|00:37||with a right wing that doesn’t care about all the taboos resulting from WW2.|
|00:41||The same loggerhead with the Brussels Commission that denounces attacks against the rule of law.|
|00:45||The same contempt of the European media for the populists.|
|00:49||The same moral lessons given by French and German leaders.|
|00:53||But words became meaningless. We think they are hostile towards liberalism.|
|00:57||We call them “illiberals”, but in reality they are even more|
|01:01||for the free market because they did know the damages of the communist system.|
|01:05||They are being called “Euro-sceptic”, but they are even more in favor|
|01:10||of Europe, because their entrance into the EU automatically gave them the right|
|01:14||to slide under American umbrella.
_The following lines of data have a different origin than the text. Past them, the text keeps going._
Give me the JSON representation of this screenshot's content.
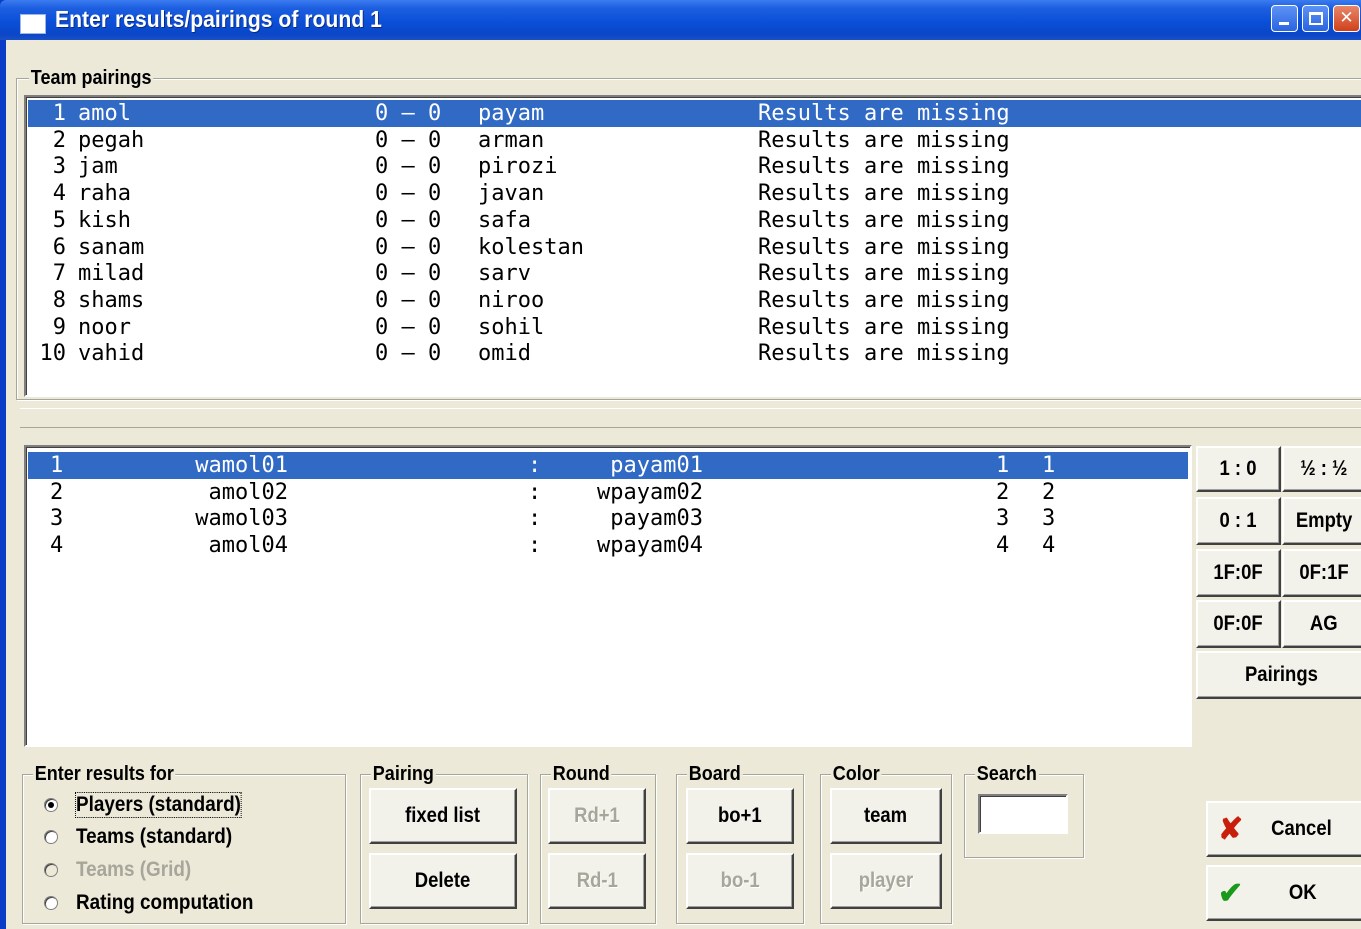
{
  "window": {
    "title": "Enter results/pairings of round 1"
  },
  "team_pairings": {
    "label": "Team pairings",
    "rows": [
      {
        "no": "1",
        "home": "amol",
        "score": "0 – 0",
        "away": "payam",
        "status": "Results are missing",
        "selected": true
      },
      {
        "no": "2",
        "home": "pegah",
        "score": "0 – 0",
        "away": "arman",
        "status": "Results are missing"
      },
      {
        "no": "3",
        "home": "jam",
        "score": "0 – 0",
        "away": "pirozi",
        "status": "Results are missing"
      },
      {
        "no": "4",
        "home": "raha",
        "score": "0 – 0",
        "away": "javan",
        "status": "Results are missing"
      },
      {
        "no": "5",
        "home": "kish",
        "score": "0 – 0",
        "away": "safa",
        "status": "Results are missing"
      },
      {
        "no": "6",
        "home": "sanam",
        "score": "0 – 0",
        "away": "kolestan",
        "status": "Results are missing"
      },
      {
        "no": "7",
        "home": "milad",
        "score": "0 – 0",
        "away": "sarv",
        "status": "Results are missing"
      },
      {
        "no": "8",
        "home": "shams",
        "score": "0 – 0",
        "away": "niroo",
        "status": "Results are missing"
      },
      {
        "no": "9",
        "home": "noor",
        "score": "0 – 0",
        "away": "sohil",
        "status": "Results are missing"
      },
      {
        "no": "10",
        "home": "vahid",
        "score": "0 – 0",
        "away": "omid",
        "status": "Results are missing"
      }
    ]
  },
  "board_pairings": {
    "rows": [
      {
        "board": "1",
        "white": "wamol01",
        "sep": ":",
        "black": "payam01",
        "n1": "1",
        "n2": "1",
        "selected": true
      },
      {
        "board": "2",
        "white": "amol02",
        "sep": ":",
        "black": "wpayam02",
        "n1": "2",
        "n2": "2"
      },
      {
        "board": "3",
        "white": "wamol03",
        "sep": ":",
        "black": "payam03",
        "n1": "3",
        "n2": "3"
      },
      {
        "board": "4",
        "white": "amol04",
        "sep": ":",
        "black": "wpayam04",
        "n1": "4",
        "n2": "4"
      }
    ]
  },
  "result_buttons": {
    "one_zero": "1 : 0",
    "half_half": "½ : ½",
    "zero_one": "0 : 1",
    "empty": "Empty",
    "forfeit_1f0f": "1F:0F",
    "forfeit_0f1f": "0F:1F",
    "forfeit_0f0f": "0F:0F",
    "ag": "AG",
    "pairings": "Pairings"
  },
  "enter_results_for": {
    "label": "Enter results for",
    "options": [
      {
        "label": "Players (standard)",
        "checked": true,
        "enabled": true
      },
      {
        "label": "Teams (standard)",
        "checked": false,
        "enabled": true
      },
      {
        "label": "Teams (Grid)",
        "checked": false,
        "enabled": false
      },
      {
        "label": "Rating computation",
        "checked": false,
        "enabled": true
      }
    ]
  },
  "pairing_group": {
    "label": "Pairing",
    "fixed_list": "fixed list",
    "delete": "Delete"
  },
  "round_group": {
    "label": "Round",
    "next": "Rd+1",
    "prev": "Rd-1"
  },
  "board_group": {
    "label": "Board",
    "next": "bo+1",
    "prev": "bo-1"
  },
  "color_group": {
    "label": "Color",
    "team": "team",
    "player": "player"
  },
  "search_group": {
    "label": "Search",
    "value": ""
  },
  "dialog_buttons": {
    "cancel": "Cancel",
    "ok": "OK"
  },
  "colors": {
    "selection": "#316ac5",
    "titlebar": "#0a4fd8",
    "cancel_icon": "#c81e0a",
    "ok_icon": "#1a9a1a"
  }
}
One could reproach them for it,|
|01:18||but they are less hypocritical than the Westerners who do|
|01:22||also think that European defense is called NATO. Those people reject|
|01:26||a liberalism which would be systematically libertarian, as has been the case in France|
|01:30||since May ’68. They also refuse European institutions that|
|01:34||impose… that would impose a quota of migrants|
|01:38||or gay marriage. The joy of diversity that forms the happiness of France,|
|01:42||of Germany, and of England doesn’t tempt them. They want|
|01:46||neither the mosques nor the jihad. Their parents lived under the communist boot.|
|01:50||The Hungarians and the Czechs saw Russian tanks|
|01:54||on the streets. The Poles were threatened with them and the Austrians were|
|01:58||forced into a cautious and fearful neutrality. They know the price|
|02:02||of national independence, and they don’t wish to replace Moscow with Brussels.|
|02:07||History, in your opinion, explains those seemingly similar political behaviors?|
|02:11||Yes, history, like politics, unites them. All those countries|
|02:15||were, before the War of 1914, part of the same Habsburg Empire.|
|02:19||They saw its glory and the decline. They underwent in 1930|
|02:23||the tragedy of the nations that had to live with minorities which couldn’t be assimilated.|
|02:27||The Germans in Czechoslovakia, or Hungarians in Romania. Those countries|
|02:31||found — at the same time as their sovereignty— the happiness of homogeneous nations,|
|02:35||where there’s confidence, because everyone the shares the same culture and the same history.|
|02:39||A history which crossed paths with Islam a long time ago. Unlike|
|02:43||France or Germany, Hungary was occupied for three centuries|
|02:48||by the Ottoman Empire. And Vienna went through two sieges, the last one|
|02:52||in 1683. At the time it was a European army|
|02:56||led by a Polish general [Polish King Jan III Sobieski] that pushed the Muslim invader away.|
|03:00||The French king, Louis XIV, didn’t lift a finger.|
|03:04||Three centuries: it was yesterday. —Eric Zemmour for “We don’t necessarily agree”.